The next phase of Qatar's mega power transmission and distribution project is expected to start in the current quarter of this year. The estimated $2bn worth project 'Qatar Power Transmission System Expansion-Phase 13' is scheduled to be completed by the fourth quarter of 2018, a latest report on GCC's power sector revealed.
Qatar, as part of its long-term investment plans for revamping and expanding its power sector, has earmarked over $10bn, which includes projects in all stages including those on hold but likely to be activated soon. Given the sharp growth in population (mainly due to influx of foreign workers), Qatar is witnessing significant growth in the demand for utilities. The country's peak demand of electricity in 2015 was about 7,000 megawatt (MW) of electricity and 330 million gallons per day of water, which is expected to grow by 6-8 percent. And Qatar is yet to witness the all-time peak demand of utilities in the run-up to the 2020 FIFA games preparations. The Qatar Electricity and Water Company (QEWC), country's main producer of utilities, is much ahead enhancing the installed capacity which is always maintaining big surplus than the actual peak demand.
With the completion of ongoing projects, including the Umm Al Houl plant, the estimated installed capacity is expected to exceed about 11,000 MW of electricity and 490 MIGD of water by the end of 2018.
When it comes to the combined level of investments of all the GCC countries put together, the power sector of all the six-member states will require about $50bn of investment in new power generating capacity, noted the report on GCC Power Market Overview by Ventures Onsite for Middle East Electricity.
The GCC is expected to add 76.8 gigawatts (GW) of capacity for power generation between 2016 and 2020, according to Pan-Arab energy investment bank Apicorp estimates.
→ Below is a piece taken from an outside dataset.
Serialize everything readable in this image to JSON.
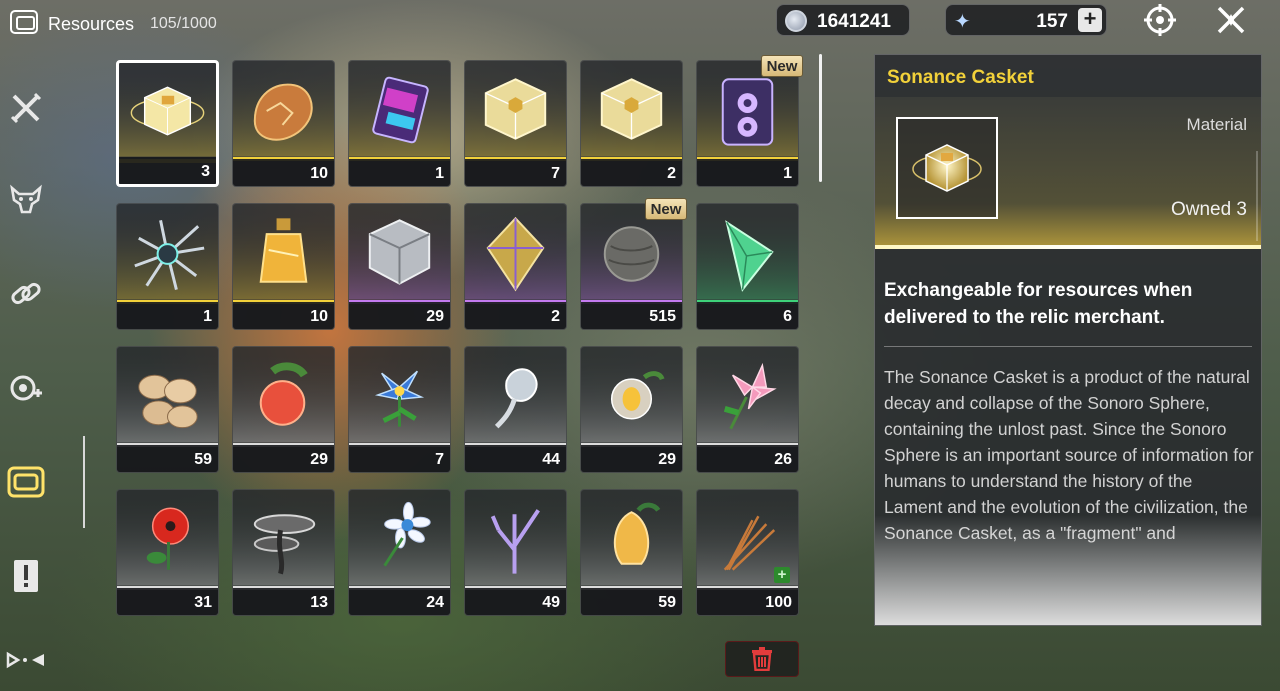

The region's electricity consumption is expected to reach 856 terawatt-hours by 2020, requiring 100 GW of additional power over the next 10 years to meet the demand, noted the report, citing data from the International Renewable Energy Agency (IRENA).
Strong economic and demographic growth in GCC economies such as highly energy-intensive industrialization programs, special economic zones, industrial parks and warehousing complexes are expected to drive a dramatic surge in power consumption in these countries, including Qatar. As the demand increases, the GCC countries are also experiencing significant requirements for power sector infrastructure development.
The GCC countries have collaborated in developing a joint Gulf power grid, to develop the region's electricity network and also help unify the six countries. The grid has already led to savings of $3bn in investments, in addition to a savings of $330m of operating costs and fuel, according to the GCC Interconnection Authority.
The total value of GCC power projects is estimated to be worth $247bn (as of February 7, 2016). Saudi Arabia registered the highest project value among the GCC countries worth $118bn followed by the UAE and Kuwait, noted the report.